More fundamentally, there is the sense that the world is no longer being won for America. To Bannon, the globalist project of world dominance through the spread of free markets and Western-style democracy has only enriched East Asia and destabilized the Middle East. It has also produced, he thinks, a bland, corrupt, overly commodified culture in the US, undermining the heritage of the West. It follows that the US's role in the world should be less about upholding and policing the global free market system and more about recharging the batteries of Western cultural traditions.
A war on "radical Islam" waged on multiple fronts would be one part of that. Like most of Trump's national security appointees, Bannon sees the West and Islam as locked in a millennial struggle that now requires a "very, very, very aggressive stance." Iran is an obvious target. Across the Middle East, East Africa and North Africa, the "dirty war" tactics of the early War on Terror will be back with a vengeance. Waterboarding is "minimal, minimal, minimal torture," says Trump; he will allow far worse. But, unlike under George W. Bush, the new War on Terror would not involve the nation-building pretenses of the neoconservatives.
It is too soon to know if anything like a move away from global free trade could be implemented and what form it would take. At present, the corporate establishment clearly believes Trump's policies will follow the usual deregulating orthodoxies: his election saw share prices go up while Goldman Sachs CEO Lloyd Blankfein says he believes Trump's policies will be "market-supportive." Even so, the tension between a new racial identity politics and global markets is likely to be a feature of his administration.
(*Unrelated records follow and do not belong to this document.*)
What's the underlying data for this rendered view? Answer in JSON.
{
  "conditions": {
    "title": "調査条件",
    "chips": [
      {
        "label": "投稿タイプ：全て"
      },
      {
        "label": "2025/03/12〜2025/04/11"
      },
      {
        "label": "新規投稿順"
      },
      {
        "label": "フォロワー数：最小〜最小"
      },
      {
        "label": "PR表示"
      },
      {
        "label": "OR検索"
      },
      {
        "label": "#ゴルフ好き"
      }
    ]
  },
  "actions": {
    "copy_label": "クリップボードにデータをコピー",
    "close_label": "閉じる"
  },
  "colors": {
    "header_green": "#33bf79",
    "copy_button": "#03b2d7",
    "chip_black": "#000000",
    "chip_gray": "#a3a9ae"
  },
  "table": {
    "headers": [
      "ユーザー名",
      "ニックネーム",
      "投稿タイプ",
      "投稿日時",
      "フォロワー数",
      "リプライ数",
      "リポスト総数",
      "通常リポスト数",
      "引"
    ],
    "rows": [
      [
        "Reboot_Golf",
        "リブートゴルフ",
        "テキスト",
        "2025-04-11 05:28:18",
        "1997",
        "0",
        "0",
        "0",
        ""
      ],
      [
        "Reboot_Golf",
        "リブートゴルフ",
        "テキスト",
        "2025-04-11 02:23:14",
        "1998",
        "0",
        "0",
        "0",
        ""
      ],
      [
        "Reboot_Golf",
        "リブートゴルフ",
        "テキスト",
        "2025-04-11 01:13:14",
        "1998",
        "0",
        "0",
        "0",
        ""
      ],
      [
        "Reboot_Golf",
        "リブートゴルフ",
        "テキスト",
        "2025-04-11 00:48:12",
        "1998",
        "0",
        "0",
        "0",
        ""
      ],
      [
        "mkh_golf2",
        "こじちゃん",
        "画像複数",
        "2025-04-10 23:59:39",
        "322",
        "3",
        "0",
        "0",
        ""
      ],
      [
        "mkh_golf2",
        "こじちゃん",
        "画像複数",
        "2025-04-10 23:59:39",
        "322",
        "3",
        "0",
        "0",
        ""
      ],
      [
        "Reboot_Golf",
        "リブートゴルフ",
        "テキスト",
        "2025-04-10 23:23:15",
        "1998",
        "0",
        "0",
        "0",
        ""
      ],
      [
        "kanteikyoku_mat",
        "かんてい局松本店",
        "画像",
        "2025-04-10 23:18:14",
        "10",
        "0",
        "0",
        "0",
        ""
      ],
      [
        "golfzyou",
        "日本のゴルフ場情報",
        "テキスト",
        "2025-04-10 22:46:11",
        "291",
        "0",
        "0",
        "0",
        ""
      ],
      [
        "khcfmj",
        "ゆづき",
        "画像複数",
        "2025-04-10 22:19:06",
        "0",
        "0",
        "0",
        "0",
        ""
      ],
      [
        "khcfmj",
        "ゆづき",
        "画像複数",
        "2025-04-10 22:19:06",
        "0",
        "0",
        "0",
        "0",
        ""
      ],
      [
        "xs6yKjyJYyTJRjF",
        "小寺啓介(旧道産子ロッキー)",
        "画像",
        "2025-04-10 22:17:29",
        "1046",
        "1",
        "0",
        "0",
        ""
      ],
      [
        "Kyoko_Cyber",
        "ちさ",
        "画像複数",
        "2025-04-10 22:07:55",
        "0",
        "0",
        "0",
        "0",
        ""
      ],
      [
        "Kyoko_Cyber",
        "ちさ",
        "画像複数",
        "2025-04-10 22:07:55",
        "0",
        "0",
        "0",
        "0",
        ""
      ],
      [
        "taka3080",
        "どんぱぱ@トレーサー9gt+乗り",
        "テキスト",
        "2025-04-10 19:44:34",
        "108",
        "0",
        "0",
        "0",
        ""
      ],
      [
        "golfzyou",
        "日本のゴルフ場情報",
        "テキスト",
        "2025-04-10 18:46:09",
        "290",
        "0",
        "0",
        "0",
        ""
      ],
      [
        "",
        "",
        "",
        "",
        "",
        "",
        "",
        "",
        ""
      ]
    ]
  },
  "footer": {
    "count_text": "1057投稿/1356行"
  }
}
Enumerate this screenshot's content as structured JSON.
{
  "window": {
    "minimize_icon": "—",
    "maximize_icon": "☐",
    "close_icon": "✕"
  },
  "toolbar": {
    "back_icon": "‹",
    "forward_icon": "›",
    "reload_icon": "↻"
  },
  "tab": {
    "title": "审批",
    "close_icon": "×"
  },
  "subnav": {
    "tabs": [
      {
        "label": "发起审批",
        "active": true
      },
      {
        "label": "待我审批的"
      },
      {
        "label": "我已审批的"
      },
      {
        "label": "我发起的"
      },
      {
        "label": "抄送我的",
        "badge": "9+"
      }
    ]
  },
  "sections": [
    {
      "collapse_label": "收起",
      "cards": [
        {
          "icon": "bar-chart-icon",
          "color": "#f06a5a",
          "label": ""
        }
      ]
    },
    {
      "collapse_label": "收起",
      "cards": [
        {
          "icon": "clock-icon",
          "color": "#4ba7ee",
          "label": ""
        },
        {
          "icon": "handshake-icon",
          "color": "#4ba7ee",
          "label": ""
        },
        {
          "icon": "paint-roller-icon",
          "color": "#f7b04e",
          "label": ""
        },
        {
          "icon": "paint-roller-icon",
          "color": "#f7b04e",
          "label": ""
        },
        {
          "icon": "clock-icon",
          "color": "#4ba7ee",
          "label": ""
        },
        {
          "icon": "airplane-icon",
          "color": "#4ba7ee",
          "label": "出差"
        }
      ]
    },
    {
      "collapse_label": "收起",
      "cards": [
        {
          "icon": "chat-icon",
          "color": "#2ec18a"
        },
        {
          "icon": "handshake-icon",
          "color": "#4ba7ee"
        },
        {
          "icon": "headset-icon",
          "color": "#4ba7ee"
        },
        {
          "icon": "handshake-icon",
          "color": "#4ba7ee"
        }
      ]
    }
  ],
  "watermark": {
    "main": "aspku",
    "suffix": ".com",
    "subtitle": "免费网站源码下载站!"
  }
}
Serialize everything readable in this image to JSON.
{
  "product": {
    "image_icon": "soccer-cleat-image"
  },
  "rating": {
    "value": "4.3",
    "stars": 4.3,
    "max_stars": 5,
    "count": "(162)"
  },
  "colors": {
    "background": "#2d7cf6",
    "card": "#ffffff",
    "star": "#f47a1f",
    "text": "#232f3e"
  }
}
Of course, capitalists cannot be relied upon to save us from fascism: the corporate class is more likely to see in Trump's fake antielitist revolt an opportunity to save itself from the crisis it has created.
After all, the existing formulae of center-left and center-right politics that have dominated the West since the end of the Cold War seem unable to resolve the crisis that began with the 2008 crash. Obama's presidency could only temporarily delay an inevitable reckoning. Establishment politics in the West is "crumbling before our eyes," commented Gerard Araud, France's ambassador to the US, on the night of Trump's election. At present, the far right seems to have done a better job of understanding the crisis and figuring out how to build coalitions that can exploit the new situation. Trump's electoral success is one result; the Brexit vote is another.
If Wilders or Le Pen secured political power in Europe, a reassertion of white supremacy and a program of ethnic cleansing would follow. The same politics will produce the same outcome in the US, doctrines of American exceptionalism notwithstanding. The mechanisms through which it will be implemented can already be discerned: compulsory registration programs for Muslims, mass round-ups and deportations of Black and Brown foreign nationals, a federal stop and frisk program, new "law and order" initiatives targeted at Black communities, restrictions on voting, and the criminalizing of Black Lives Matter, Muslim civil rights advocacy and Palestinian solidarity. The remnants of democracy would be shredded.
Such are the building blocks of a new far-right paradigm of government. With Trump at the helm of the largest surveillance system ever created and the capacity to carry out extrajudicial killings by drone strike on demand, the groundwork for a very 21st-century-fascism has been laid.
Our response cannot be aimed at restoring the US to a discredited centrist status quo. We must match in radicalism Trump's own rhetoric but ground it in a genuine program for moving beyond the failures of an unleashed capitalism. But the immediate priority will be for us to build our own wall: a wall of solidarity to defend ourselves from the attacks that are coming. "For, if they take you in the morning, they will be coming for us that night."
Copyright, Truthout.org. Reprinted with permission